So with a name in place, and some clear moves by the bloc to undermine the U.S. dollar, it’s easy to see how the pathway to the R5 is currently being paved.  The “R5” itself may never materialize, but a BRICS currency of some kind, even if it’s a switch to an existing one such as the Chinese yuan, seems an inevitable part of the BRICS showdown with the dollar.

The development of a common currency between the BRICS member states has been called for most by Russia and China. Having a common currency between member states would enable easier trading, and, importantly, enable countries to bypass the SWIFT banking system used to impose banking sanctions on countries acting against Western interests.

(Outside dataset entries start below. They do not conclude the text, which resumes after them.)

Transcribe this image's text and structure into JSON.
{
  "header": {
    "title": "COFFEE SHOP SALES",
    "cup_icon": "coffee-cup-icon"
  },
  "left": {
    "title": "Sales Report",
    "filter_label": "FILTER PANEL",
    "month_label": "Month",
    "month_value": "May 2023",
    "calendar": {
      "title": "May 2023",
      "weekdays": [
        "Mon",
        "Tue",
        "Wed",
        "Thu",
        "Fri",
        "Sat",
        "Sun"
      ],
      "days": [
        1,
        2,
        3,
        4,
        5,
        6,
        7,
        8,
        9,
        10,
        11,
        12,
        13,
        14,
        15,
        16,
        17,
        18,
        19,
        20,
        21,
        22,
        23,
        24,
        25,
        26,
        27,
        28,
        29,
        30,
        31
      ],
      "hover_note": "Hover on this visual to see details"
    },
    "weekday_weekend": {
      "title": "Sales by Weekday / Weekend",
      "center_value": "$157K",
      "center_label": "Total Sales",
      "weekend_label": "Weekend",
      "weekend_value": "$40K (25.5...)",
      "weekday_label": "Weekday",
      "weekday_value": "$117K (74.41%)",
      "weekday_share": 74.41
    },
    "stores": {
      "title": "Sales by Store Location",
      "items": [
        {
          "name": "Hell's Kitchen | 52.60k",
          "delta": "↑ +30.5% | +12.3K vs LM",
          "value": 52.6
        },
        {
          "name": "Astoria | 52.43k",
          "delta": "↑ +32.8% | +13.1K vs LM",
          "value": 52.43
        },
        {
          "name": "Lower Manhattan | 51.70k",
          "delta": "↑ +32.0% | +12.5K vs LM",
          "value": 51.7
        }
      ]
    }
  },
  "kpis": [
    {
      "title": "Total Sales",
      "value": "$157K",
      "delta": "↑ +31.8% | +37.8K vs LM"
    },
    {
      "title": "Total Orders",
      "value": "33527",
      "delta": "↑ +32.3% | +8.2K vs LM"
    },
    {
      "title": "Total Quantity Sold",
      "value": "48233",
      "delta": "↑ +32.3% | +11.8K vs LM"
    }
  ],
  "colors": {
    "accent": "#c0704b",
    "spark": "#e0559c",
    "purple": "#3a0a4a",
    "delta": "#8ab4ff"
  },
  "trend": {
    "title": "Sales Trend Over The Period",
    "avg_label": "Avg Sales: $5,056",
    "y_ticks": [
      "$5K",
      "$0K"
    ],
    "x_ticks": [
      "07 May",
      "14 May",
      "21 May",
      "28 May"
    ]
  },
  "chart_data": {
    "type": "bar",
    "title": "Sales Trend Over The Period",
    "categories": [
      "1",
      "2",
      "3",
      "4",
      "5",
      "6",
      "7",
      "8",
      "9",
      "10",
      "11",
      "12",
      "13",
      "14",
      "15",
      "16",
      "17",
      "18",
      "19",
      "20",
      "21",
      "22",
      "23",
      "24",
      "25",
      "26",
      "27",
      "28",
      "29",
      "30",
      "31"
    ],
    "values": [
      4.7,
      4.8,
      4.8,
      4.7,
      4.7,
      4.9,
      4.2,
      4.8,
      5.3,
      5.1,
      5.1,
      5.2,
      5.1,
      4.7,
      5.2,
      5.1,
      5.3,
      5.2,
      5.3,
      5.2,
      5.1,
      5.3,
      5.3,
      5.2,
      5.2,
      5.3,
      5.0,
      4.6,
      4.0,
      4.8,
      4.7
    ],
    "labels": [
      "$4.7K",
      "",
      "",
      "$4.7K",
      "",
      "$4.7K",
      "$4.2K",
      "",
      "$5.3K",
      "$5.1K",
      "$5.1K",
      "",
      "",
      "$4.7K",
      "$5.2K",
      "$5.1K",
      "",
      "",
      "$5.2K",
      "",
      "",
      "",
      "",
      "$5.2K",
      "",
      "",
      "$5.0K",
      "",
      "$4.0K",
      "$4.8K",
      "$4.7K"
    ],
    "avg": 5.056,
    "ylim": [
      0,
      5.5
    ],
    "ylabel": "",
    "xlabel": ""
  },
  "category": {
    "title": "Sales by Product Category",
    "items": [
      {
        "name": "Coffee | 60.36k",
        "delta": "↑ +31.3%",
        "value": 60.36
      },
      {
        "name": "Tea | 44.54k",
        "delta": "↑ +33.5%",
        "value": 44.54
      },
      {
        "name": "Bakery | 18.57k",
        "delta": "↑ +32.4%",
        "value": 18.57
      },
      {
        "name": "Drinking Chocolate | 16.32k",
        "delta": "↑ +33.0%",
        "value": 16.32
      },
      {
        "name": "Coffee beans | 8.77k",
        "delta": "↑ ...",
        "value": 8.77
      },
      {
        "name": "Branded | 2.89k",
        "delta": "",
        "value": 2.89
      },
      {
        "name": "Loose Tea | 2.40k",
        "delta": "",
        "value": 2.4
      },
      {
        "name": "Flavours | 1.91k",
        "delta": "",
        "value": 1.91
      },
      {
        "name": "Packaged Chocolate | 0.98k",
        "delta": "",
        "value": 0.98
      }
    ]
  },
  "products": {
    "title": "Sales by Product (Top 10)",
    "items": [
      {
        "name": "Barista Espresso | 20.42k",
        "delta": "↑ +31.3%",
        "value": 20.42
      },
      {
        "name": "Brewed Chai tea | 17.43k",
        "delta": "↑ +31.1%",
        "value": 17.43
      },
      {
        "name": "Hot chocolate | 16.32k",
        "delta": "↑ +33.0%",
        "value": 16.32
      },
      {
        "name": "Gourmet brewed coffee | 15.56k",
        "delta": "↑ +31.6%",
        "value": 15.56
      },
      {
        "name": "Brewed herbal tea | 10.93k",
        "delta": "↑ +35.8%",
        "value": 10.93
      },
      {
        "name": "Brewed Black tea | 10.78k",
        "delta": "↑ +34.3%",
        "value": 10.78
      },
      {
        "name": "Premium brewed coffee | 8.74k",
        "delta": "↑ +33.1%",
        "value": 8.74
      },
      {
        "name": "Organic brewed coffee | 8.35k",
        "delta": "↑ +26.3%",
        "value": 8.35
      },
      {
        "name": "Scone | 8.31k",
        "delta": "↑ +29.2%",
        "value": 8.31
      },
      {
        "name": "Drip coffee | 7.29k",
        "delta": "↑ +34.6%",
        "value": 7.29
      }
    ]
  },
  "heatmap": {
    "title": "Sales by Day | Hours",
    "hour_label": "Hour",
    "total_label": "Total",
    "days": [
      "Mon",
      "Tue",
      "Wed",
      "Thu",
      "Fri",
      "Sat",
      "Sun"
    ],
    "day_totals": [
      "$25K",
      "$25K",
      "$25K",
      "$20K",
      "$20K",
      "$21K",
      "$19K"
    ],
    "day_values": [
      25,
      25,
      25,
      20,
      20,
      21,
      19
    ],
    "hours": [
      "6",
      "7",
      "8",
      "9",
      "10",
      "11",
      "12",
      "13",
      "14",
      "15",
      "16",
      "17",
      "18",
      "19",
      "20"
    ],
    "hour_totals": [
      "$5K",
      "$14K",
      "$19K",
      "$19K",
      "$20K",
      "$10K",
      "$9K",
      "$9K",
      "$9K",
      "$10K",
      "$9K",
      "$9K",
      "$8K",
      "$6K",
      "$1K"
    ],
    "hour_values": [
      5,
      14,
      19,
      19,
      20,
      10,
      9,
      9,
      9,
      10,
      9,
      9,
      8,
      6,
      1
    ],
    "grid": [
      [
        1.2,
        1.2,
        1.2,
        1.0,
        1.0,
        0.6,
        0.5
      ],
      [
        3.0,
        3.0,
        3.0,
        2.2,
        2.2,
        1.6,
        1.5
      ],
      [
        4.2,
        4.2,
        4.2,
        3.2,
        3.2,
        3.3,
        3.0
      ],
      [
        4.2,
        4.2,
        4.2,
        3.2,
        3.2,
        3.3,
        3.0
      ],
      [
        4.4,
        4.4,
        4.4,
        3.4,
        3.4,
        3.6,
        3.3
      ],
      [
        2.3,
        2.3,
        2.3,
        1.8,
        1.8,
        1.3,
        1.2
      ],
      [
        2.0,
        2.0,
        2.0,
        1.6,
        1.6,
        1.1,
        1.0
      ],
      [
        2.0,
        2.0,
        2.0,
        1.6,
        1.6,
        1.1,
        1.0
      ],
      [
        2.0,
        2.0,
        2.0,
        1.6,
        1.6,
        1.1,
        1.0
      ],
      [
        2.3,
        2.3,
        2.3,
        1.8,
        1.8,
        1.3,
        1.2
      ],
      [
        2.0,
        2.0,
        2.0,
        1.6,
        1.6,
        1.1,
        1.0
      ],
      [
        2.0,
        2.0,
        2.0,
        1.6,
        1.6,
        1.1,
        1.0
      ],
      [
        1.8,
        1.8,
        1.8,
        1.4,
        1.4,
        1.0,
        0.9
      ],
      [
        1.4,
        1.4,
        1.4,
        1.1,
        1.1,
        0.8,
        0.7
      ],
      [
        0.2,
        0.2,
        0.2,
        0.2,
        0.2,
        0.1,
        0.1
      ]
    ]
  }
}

To progress toward that goal without having to wait for a new currency to be outlined, the members of BRICS are together working to increase their internal trading to build a foundation of shared economic stability that is less vulnerable to external powers. The amount of trading between BRICS members is currently about 30-35%, and each member state is pushing to increase it.

Aside from driving up their internal trading, the members of BRICS are moving full-steam ahead on to the development of central bank digital currencies (CBDCs). Russia, India, and China have each launched trials of their own CBDCs based on their national currencies; once in place, the technological infrastructure will enable easy piggybacking for a common currency such as the R5 (when, and if, it launches).

As Russia, India, and China develop the technology to integrate CBDCs into their financial systems, they will certainly share it with their vast networks of trading partners outside of BRICS to facilitate economic movement. Brazil’s Mercosur network, Russia’s relationships with the EAEU and CIS, India’s role in SAARC, China’s membership in the RCEP, and South Africa’s place in the SAEU – combined with Russia, India, and China’s role in the Shanghai Cooperation Organisation – means that 64 additional countries will have access to similar digital currency systems. Inter-system compatibility would be a sure thing.

Because of this, even before the R5 launches, BRICS members will be able to achieve the primary goal of Russia and China in wanting to establish a BRICS common currency: conducting financial business outside of SWIFT.

As such, in some ways, the existence of technologies that enable the establishment of digital currencies sidesteps the need for a traditional common currency. In its place, electronic systems that can instantly convert currencies such as the Renminbi, Ruble, Rupee, Real and Rand from one to the other fulfill the role of universal trading without SWIFT oversight.  How and if that develops remains to be seen, but in the meantime, BRICS is going all-in on rapidly developing a new and interconnected digital trading sphere.

That’s not to say that there is no advantage to the development of the R5 common currency, and why it’s reasonable to expect that it is still in the pipeline. If the members of BRICS unify their economies under a shared currency in the same way that the EU did, they will be creating a bona fide economic partnership that ties together the member states in their collective stability and global bargaining power.  BRICS is also getting bigger and stronger in 2024 with the announcement of six new nations joining the group.  These new countries don’t follow the R-name currency pattern of original BRICS (for example, Ethiopia uses a birr), but the R5 name is likely to stick, at least colloquially if not officially, while we wait and see what BRICS+ does moving forward.

2023, brics, Featured